In the years before the Boston Tea Party, Slater was involved in conflicts with British soldiers in Boston. This insolent disposition was illustrated by his escapades on December 16, 1773. He was among the crowd at the Old South Church. At the time, Slater apprenticed for a rope walk, and his liege was suspicious of a plot regarding tea, so he locked him in his room so that he would not be able to participate in any suspected wrongdoings. Slater, determined to be involved in the patriotic cause, snuck out of his room through a window and lurked to a blacksmith where someone, undercover in costume, instructed that Slater used charcoal to paint his face and put on a handkerchief, joined with approximately twenty other people who went with the undercover man. In silence, Slater, along with five other dissenters, mounted The Beaver in Boston Harbor and assumed their positions— two people grabbed the tea, two people dumped the tea, and Slater and a partner used posts to submerge the tea. Still in an unspoken tension, they successfully destroyed the tea and disbanded once they reached Griffin’s Wharf again.

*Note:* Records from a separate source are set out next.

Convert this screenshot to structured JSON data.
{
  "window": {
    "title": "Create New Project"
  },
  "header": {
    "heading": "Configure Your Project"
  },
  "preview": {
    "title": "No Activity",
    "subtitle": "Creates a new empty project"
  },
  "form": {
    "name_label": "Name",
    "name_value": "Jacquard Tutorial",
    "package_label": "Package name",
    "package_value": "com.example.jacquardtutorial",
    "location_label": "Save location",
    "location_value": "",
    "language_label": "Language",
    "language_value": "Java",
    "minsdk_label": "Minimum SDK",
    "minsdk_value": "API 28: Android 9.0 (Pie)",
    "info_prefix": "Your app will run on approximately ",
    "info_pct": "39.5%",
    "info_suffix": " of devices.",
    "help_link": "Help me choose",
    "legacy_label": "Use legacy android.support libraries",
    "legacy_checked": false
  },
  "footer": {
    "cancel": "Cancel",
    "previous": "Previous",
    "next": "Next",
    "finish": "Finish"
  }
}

When he was sixteen years old, Slater observed the Battle of Bunker Hill happen, and shortly thereafter traveled to Worcester from Boston to join the military. Slater spent three years under Major William Treadwell’s command in an artillery unit. Slater’s commitment to patriotic ideals continued through his life.
Slater married Zilpa Chapin, and the two raised four daughters and ten sons. He created a rope walk in 1806 in Worcester, mirroring the apprenticeship that he held as a teenager. Slater passed away on October 13, 1831.